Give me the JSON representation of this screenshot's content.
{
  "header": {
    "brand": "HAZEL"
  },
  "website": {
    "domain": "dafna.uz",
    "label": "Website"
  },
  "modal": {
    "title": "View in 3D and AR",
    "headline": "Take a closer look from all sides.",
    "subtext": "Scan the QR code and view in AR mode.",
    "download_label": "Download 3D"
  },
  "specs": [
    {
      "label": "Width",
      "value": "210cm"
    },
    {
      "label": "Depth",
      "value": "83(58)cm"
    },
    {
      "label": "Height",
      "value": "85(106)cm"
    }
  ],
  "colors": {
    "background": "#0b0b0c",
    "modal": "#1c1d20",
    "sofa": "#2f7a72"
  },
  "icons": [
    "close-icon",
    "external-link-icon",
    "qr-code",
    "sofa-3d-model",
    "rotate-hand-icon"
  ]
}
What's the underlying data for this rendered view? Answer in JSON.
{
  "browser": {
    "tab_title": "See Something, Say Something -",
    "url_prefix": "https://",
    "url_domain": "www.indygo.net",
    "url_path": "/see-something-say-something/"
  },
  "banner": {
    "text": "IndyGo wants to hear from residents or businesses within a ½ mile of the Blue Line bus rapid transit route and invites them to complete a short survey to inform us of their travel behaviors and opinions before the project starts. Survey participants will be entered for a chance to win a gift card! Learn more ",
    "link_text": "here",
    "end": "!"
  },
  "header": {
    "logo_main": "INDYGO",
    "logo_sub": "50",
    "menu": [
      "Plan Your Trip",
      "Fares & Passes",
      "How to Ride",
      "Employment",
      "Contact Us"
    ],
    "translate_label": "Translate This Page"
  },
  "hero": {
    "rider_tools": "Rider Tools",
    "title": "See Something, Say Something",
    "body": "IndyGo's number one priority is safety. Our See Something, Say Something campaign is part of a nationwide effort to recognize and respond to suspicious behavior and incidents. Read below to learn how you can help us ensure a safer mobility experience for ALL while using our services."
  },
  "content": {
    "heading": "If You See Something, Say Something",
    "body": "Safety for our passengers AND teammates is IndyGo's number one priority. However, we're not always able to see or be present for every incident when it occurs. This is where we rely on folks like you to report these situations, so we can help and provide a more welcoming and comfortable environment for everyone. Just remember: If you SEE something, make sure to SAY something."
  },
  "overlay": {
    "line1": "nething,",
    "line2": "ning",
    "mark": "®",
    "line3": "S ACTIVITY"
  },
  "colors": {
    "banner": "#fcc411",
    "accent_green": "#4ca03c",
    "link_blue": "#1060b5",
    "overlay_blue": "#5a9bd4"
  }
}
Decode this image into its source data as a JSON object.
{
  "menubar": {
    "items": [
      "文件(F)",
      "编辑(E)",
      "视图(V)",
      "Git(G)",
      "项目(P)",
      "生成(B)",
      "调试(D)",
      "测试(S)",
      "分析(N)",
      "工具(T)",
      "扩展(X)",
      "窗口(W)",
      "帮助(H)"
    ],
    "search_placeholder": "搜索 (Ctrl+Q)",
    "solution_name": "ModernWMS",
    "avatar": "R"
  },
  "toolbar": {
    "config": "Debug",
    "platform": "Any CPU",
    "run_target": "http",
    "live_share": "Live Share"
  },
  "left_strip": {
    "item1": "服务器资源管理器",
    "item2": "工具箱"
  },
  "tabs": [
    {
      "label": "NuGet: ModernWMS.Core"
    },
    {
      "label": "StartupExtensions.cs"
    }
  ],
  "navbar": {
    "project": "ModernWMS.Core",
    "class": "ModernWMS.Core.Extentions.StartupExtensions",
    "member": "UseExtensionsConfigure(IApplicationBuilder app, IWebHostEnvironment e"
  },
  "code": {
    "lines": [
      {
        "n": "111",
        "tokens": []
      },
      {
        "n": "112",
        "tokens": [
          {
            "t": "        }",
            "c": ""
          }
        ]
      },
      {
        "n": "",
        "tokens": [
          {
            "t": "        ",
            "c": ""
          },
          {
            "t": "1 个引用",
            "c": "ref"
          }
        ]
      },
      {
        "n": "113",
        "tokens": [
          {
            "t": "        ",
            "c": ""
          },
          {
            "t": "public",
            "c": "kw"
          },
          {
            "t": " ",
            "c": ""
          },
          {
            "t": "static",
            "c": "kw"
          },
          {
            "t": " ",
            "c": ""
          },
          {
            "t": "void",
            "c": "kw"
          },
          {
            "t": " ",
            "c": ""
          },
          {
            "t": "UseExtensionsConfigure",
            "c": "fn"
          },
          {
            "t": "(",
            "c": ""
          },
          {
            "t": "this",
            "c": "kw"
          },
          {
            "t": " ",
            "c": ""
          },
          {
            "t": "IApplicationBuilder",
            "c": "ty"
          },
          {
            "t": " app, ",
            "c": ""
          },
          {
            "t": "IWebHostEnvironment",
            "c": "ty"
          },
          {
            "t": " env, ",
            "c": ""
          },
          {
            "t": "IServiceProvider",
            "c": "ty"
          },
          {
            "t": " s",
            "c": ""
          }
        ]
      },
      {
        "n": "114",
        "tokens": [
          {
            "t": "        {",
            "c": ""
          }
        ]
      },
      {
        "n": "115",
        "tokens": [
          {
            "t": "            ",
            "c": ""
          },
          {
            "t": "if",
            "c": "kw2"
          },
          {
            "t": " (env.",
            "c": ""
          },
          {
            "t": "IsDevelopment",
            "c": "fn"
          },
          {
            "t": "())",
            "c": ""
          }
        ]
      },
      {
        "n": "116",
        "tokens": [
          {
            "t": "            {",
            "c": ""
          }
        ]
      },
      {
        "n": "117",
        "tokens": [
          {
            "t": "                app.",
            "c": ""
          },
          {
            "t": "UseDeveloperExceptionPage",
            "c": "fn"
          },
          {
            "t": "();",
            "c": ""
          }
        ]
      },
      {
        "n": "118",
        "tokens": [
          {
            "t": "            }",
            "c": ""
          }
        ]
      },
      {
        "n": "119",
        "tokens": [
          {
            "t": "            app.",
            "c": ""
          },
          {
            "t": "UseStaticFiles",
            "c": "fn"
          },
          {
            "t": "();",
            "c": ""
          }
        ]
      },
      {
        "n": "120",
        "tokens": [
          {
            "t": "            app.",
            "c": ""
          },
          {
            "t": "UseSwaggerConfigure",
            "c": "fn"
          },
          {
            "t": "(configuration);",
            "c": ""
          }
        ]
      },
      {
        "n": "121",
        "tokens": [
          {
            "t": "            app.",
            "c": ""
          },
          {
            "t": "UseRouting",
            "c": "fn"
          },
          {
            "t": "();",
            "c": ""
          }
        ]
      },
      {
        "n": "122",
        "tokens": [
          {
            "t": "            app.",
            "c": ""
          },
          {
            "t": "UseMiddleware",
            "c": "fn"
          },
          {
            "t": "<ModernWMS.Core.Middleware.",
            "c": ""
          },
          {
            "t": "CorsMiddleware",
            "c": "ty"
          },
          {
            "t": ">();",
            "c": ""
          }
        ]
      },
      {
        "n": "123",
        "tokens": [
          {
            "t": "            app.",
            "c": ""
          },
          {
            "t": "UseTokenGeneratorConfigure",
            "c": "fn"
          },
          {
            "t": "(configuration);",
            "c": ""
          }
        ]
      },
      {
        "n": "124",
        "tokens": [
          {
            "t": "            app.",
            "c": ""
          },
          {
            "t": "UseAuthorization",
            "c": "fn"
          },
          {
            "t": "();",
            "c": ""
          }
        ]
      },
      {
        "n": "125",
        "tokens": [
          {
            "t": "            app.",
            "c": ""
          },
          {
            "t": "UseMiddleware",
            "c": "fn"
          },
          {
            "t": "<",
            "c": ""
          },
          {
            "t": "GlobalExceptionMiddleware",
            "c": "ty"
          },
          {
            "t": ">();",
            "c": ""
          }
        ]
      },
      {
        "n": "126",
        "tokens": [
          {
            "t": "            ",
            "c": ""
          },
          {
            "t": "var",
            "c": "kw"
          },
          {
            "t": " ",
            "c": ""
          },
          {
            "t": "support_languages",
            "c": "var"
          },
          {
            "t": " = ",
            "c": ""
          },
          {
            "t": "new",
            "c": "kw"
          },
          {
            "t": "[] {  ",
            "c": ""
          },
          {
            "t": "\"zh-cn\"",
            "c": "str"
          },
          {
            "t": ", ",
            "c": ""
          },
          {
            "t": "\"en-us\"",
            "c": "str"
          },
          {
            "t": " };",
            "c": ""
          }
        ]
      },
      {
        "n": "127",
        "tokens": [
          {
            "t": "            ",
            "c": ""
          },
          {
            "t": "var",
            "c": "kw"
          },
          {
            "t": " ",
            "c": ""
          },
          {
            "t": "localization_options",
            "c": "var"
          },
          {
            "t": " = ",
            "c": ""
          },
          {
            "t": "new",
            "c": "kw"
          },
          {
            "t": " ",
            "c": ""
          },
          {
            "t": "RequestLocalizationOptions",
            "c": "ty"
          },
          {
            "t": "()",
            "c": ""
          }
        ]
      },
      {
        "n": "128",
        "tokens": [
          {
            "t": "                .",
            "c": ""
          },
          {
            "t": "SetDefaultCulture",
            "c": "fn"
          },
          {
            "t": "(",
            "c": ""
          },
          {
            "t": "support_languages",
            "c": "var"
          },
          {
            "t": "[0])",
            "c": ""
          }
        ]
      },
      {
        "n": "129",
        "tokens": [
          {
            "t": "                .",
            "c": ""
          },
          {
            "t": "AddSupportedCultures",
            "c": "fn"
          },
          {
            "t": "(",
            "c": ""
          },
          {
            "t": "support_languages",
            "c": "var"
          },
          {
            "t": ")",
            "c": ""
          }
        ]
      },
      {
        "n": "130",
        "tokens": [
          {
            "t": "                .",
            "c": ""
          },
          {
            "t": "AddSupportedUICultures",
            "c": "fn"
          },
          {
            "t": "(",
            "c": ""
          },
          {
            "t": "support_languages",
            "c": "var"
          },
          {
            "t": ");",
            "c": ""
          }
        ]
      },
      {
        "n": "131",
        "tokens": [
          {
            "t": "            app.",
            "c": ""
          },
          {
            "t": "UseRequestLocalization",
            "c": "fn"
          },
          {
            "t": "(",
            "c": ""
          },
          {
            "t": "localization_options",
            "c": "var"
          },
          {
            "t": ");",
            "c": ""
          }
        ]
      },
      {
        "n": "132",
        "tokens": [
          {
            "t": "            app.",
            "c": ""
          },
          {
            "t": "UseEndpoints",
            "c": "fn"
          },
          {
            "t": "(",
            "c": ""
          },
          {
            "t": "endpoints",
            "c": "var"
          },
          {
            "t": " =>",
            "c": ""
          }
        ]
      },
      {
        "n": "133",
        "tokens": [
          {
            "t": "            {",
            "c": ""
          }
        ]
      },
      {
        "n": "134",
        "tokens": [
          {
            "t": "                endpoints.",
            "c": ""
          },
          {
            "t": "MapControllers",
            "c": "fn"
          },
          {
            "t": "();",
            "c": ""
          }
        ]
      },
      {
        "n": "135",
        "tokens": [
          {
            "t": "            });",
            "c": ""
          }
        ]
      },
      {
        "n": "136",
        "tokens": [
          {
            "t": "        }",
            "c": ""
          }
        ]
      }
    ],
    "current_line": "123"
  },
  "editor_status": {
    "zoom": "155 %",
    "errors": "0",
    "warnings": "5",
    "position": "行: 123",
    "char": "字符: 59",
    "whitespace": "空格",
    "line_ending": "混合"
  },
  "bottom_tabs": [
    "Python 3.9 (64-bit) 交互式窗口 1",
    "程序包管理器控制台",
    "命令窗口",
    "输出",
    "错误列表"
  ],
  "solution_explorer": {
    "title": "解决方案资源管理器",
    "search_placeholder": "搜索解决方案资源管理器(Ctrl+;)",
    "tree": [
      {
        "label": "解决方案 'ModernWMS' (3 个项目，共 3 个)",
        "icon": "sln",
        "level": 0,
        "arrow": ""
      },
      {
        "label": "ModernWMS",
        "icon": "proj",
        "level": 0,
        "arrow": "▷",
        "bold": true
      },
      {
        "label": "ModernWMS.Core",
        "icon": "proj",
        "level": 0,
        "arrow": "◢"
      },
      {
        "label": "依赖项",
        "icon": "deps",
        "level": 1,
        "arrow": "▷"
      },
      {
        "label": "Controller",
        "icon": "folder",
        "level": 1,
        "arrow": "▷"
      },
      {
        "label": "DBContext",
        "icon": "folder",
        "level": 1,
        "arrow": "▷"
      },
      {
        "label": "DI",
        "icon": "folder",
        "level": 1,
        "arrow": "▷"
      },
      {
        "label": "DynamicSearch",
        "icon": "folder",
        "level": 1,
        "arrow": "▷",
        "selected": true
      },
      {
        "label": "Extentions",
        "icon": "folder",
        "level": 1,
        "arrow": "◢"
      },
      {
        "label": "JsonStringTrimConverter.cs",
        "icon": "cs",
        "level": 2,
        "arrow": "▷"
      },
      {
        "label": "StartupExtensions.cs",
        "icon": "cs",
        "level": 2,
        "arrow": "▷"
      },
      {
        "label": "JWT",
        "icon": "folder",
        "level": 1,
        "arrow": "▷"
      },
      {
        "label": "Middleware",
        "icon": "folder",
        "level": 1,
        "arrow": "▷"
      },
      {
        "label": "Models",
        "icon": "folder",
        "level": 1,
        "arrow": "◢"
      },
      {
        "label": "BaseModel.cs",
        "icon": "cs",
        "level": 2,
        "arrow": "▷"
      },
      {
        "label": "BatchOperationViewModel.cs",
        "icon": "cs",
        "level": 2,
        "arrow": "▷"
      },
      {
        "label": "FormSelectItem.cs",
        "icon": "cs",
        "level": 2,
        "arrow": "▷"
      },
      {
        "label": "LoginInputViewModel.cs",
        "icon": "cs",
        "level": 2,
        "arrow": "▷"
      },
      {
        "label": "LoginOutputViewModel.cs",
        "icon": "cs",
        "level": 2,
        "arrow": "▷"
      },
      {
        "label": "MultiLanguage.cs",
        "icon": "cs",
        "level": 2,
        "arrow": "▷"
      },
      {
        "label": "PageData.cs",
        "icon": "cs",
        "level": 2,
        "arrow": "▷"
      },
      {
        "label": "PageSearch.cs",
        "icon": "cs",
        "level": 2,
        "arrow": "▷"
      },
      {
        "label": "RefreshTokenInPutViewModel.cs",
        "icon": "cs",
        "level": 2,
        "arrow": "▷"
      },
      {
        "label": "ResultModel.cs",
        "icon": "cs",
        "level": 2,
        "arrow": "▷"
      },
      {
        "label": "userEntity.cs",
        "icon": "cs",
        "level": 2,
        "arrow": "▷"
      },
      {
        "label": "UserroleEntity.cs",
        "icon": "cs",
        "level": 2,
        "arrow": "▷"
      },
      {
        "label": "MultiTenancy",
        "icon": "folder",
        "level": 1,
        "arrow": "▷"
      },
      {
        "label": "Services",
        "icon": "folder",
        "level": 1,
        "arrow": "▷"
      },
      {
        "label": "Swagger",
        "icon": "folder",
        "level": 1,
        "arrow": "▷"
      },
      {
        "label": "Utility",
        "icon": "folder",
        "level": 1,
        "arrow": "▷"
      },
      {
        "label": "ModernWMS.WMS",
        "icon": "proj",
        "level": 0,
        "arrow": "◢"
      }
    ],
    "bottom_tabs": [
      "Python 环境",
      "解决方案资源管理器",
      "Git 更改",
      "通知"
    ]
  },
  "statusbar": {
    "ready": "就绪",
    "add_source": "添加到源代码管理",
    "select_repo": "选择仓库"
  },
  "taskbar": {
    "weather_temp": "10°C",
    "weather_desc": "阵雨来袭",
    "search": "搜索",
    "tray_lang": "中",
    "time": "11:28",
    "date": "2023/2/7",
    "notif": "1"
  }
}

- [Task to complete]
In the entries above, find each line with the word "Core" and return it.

- [Answer space]
      "label": "NuGet: ModernWMS.Core"
    "project": "ModernWMS.Core",
    "class": "ModernWMS.Core.Extentions.StartupExtensions",
            "t": "<ModernWMS.Core.Middleware.",
        "label": "ModernWMS.Core",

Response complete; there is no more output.